Using the Distance-to-Fault Function in Bitronics 70 Series
PUBLISHED ON Jul 21, 2014
Perhaps you didn’t know that the Bitronics 70 Series Single Line Recorders have the ability to provide a distance-to-fault determination. The 70 Series Recorders employ an impedance based Modified Takagi Method, as described in ANSI C37.114 to calculate a distance-to fault, and this value is provided as a register or point value that can also be displayed on the optional 70 Series display. This Modified Takagi Method has the following characteristics:
- Well-recognized, standardized implementation
- Single-ended impedance-based algorithm
- Simple, doesn’t require knowledge of source impedance
- Good for about ±5% accuracy on dead-short faults
- Good for line-line and line-ground faults
How does it work? The user fills in some information on the line settings page of the 70 Series Configurator software program. This includes the line length, direct line impedance and phase angle magnitude, and the zero sequence compensation magnitude and phase angle.
The user then sets up triggers on the trigger page for each phase (triggers can include exceeding RMS threshold values, status inputs from other devices like protection relays, or logical combinations of event conditions) and selects “Fault Analysis” for the corresponding trigger(s). The phase that the trigger condition applies to is indicated in the “Fault Distance” Box. Other recordings (waveform capture, disturbance recording, Sequence of Event) can be selected as well with each trigger.
Logic for the typical condition shown above is shown in the following table:
Imbalance, either line-line OR line-ground as indicated by the Sequence Magnitudes, asserts Virtual Output 1 (VO1), a “soft
point.” High IA AND the soft point representing imbalance (VO1), asserts VO2. This in turn triggers the Fault Analysis calculation, disturbance recordings, and an entry in the SOE Log. The B and C phases would be setup similarly using VO3 andVO4 respectively.

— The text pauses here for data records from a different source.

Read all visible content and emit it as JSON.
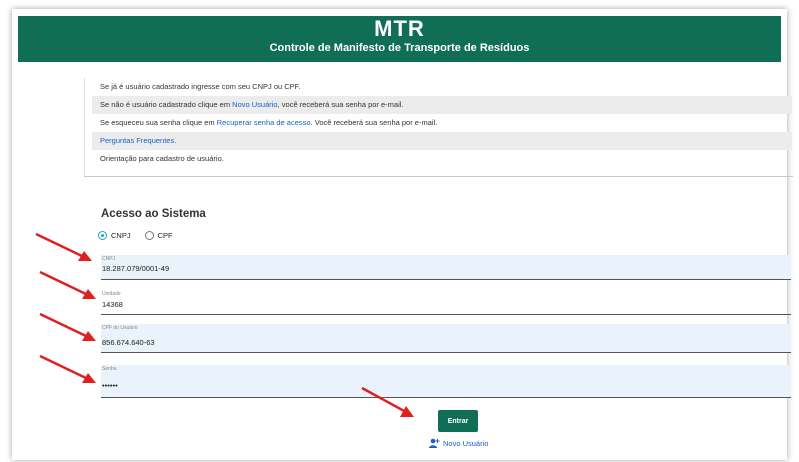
{
  "header": {
    "title": "MTR",
    "subtitle": "Controle de Manifesto de Transporte de Resíduos"
  },
  "info": {
    "line1": "Se já é usuário cadastrado ingresse com seu CNPJ ou CPF.",
    "line2_pre": "Se não é usuário cadastrado clique em ",
    "line2_link": "Novo Usuário",
    "line2_post": ", você receberá sua senha por e-mail.",
    "line3_pre": "Se esqueceu sua senha clique em ",
    "line3_link": "Recuperar senha de acesso",
    "line3_post": ". Você receberá sua senha por e-mail.",
    "line4_link": "Perguntas Frequentes.",
    "line5": "Orientação para cadastro de usuário."
  },
  "access": {
    "title": "Acesso ao Sistema",
    "radio_cnpj": "CNPJ",
    "radio_cpf": "CPF",
    "selected": "CNPJ"
  },
  "fields": {
    "cnpj_label": "CNPJ",
    "cnpj_value": "18.287.079/0001-49",
    "unidade_label": "Unidade",
    "unidade_value": "14368",
    "cpf_label": "CPF do Usuário",
    "cpf_value": "856.674.640-63",
    "senha_label": "Senha",
    "senha_value": "••••••"
  },
  "buttons": {
    "entrar": "Entrar",
    "novo_usuario": "Novo Usuário"
  },
  "colors": {
    "brand": "#0f6e55",
    "link": "#1a5fc6",
    "arrow": "#e02020",
    "radio_selected": "#18a6c4"
  },
  "icons": {
    "novo_usuario": "user-add-icon",
    "annotation": "red-arrow-icon"
  }
}
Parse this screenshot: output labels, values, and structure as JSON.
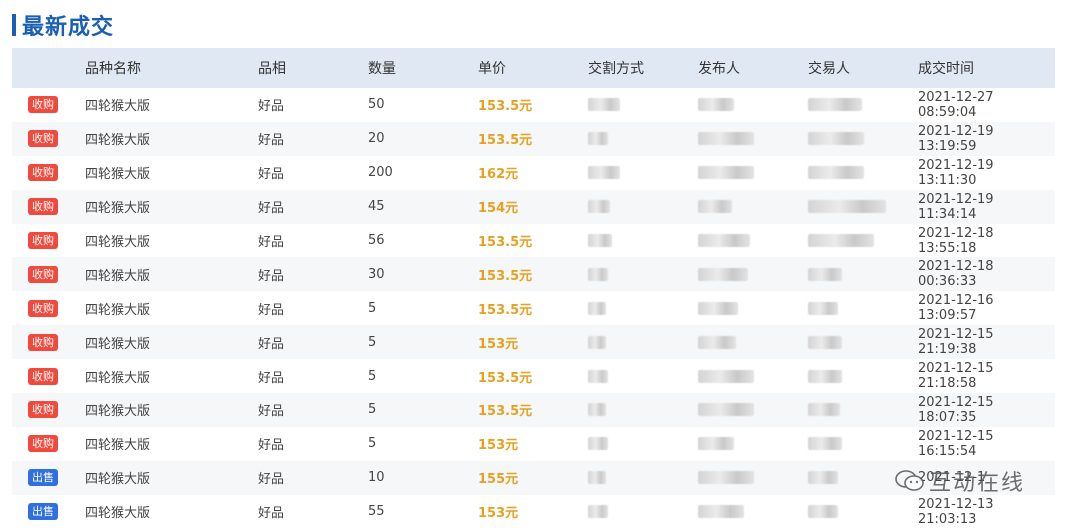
{
  "section_title": "最新成交",
  "headers": [
    "品种名称",
    "品相",
    "数量",
    "单价",
    "交割方式",
    "发布人",
    "交易人",
    "成交时间"
  ],
  "colors": {
    "buy_tag": "#f04a3e",
    "sell_tag": "#2f6fe0",
    "price": "#e7a020",
    "title": "#1a5fb4",
    "header_bg": "#dfe8f3"
  },
  "watermark": {
    "text": "互动在线",
    "icon": "wechat-icon"
  },
  "rows": [
    {
      "tag": "收购",
      "type": "buy",
      "name": "四轮猴大版",
      "quality": "好品",
      "qty": "50",
      "price": "153.5元",
      "way": "░░",
      "publisher": "░░",
      "trader": "░░",
      "time": "2021-12-27 08:59:04"
    },
    {
      "tag": "收购",
      "type": "buy",
      "name": "四轮猴大版",
      "quality": "好品",
      "qty": "20",
      "price": "153.5元",
      "way": "░░",
      "publisher": "░░",
      "trader": "░░",
      "time": "2021-12-19 13:19:59"
    },
    {
      "tag": "收购",
      "type": "buy",
      "name": "四轮猴大版",
      "quality": "好品",
      "qty": "200",
      "price": "162元",
      "way": "░░",
      "publisher": "░░",
      "trader": "░░",
      "time": "2021-12-19 13:11:30"
    },
    {
      "tag": "收购",
      "type": "buy",
      "name": "四轮猴大版",
      "quality": "好品",
      "qty": "45",
      "price": "154元",
      "way": "░░",
      "publisher": "░░",
      "trader": "░░",
      "time": "2021-12-19 11:34:14"
    },
    {
      "tag": "收购",
      "type": "buy",
      "name": "四轮猴大版",
      "quality": "好品",
      "qty": "56",
      "price": "153.5元",
      "way": "░░",
      "publisher": "░░",
      "trader": "░░",
      "time": "2021-12-18 13:55:18"
    },
    {
      "tag": "收购",
      "type": "buy",
      "name": "四轮猴大版",
      "quality": "好品",
      "qty": "30",
      "price": "153.5元",
      "way": "░░",
      "publisher": "░░",
      "trader": "░░",
      "time": "2021-12-18 00:36:33"
    },
    {
      "tag": "收购",
      "type": "buy",
      "name": "四轮猴大版",
      "quality": "好品",
      "qty": "5",
      "price": "153.5元",
      "way": "░░",
      "publisher": "░░",
      "trader": "░░",
      "time": "2021-12-16 13:09:57"
    },
    {
      "tag": "收购",
      "type": "buy",
      "name": "四轮猴大版",
      "quality": "好品",
      "qty": "5",
      "price": "153元",
      "way": "░░",
      "publisher": "░░",
      "trader": "░░",
      "time": "2021-12-15 21:19:38"
    },
    {
      "tag": "收购",
      "type": "buy",
      "name": "四轮猴大版",
      "quality": "好品",
      "qty": "5",
      "price": "153.5元",
      "way": "░░",
      "publisher": "░░",
      "trader": "░░",
      "time": "2021-12-15 21:18:58"
    },
    {
      "tag": "收购",
      "type": "buy",
      "name": "四轮猴大版",
      "quality": "好品",
      "qty": "5",
      "price": "153.5元",
      "way": "░░",
      "publisher": "░░",
      "trader": "░░",
      "time": "2021-12-15 18:07:35"
    },
    {
      "tag": "收购",
      "type": "buy",
      "name": "四轮猴大版",
      "quality": "好品",
      "qty": "5",
      "price": "153元",
      "way": "░░",
      "publisher": "░░",
      "trader": "░░",
      "time": "2021-12-15 16:15:54"
    },
    {
      "tag": "出售",
      "type": "sell",
      "name": "四轮猴大版",
      "quality": "好品",
      "qty": "10",
      "price": "155元",
      "way": "░░",
      "publisher": "░░",
      "trader": "░░",
      "time": "2021-12-1"
    },
    {
      "tag": "出售",
      "type": "sell",
      "name": "四轮猴大版",
      "quality": "好品",
      "qty": "55",
      "price": "153元",
      "way": "░░",
      "publisher": "░░",
      "trader": "░░",
      "time": "2021-12-13 21:03:13"
    }
  ]
}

What is the Outcome?
When triggered, the recorder determines:
- Type of fault (line-line, line-ground, phases involved)
- Peak fault current
The outputs from the distance-to-fault calculation can include:
- Local display
- DNP3 SCADA Points
- Binary targets (discrete I/O, communications)
- SOE Log entry